Plus – and here the story takes on a life of its own – local fishermen discovered, through Chinese field laborers in Mexicali, a market for the totoaba’s dried buche, orair bladder, an essential ingredient in an exotic soup associated with, among other things, status, health, and virility.
That market — illegal beginning in the mid 1970s, when totoaba were listed as critically endangered – still exists. Big time. Law enforcement regularly intercept smuggled bladders, dried and stacked like sheets of cardboard, valued in millions of dollars.
But there’s even more to the story: Enter the vaquita, the world’s smallest, rarest, and now most endangered marine mammal.
Not described in scientific literature until 1958, the vaquita porpoise shares with totoaba the northern-most reaches of the Sea of Cortez. At 60-150 pounds, a vaquita isn’t much bigger than today’s undersized totoaba. Where gill nets are used in illegal totoaba fishing, driven by the trade in illegal totoaba air bladders, vaquita end up as a by-catch, tangled in and drowned by the nets. In 1987, there were an estimated 567 vaquita; 20 years later, 150.
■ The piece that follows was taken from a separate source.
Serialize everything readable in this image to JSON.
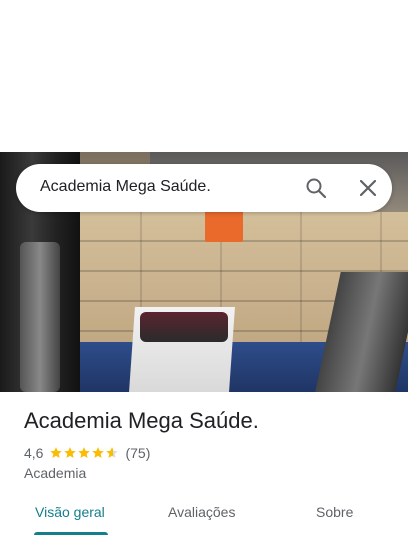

Current estimates claim the vaquita population – all the vaquita in the whole wide world – may now be fewer than a dozen individuals.
And, finally, the latest: Just last month, the Standing Committee of the Convention on International Trade in Endangered Species of Wild Fauna and Flora (aka, CITES) voted to permit an aquaculture facility in Mexico to market captive-bred totoaba. Conservation groups were appalled: Their fear is that permitting the export of totoaba meat will trigger more illegal poaching, increasing the numbers of wild fish – and air bladders – entering the market, while killing off the few remaining vaquitas.
Said Zak Smith, director of international wildlife conservation at the National Resources Defense Council, “All the evidence shows that larger totoaba swim bladders are the most coveted and lucrative, and can only be found in the wild where fishing for totoaba kills vaquita.
So it goes. If there’s a moral to the story, I’ll let someone else name it.
Gray’s Angling Editor Scott Sadil isn’t sure why he still keeps a collection of sea-lion teeth from a butchering site he discovered once in the sand dunes near Punta Santa Rosalillita.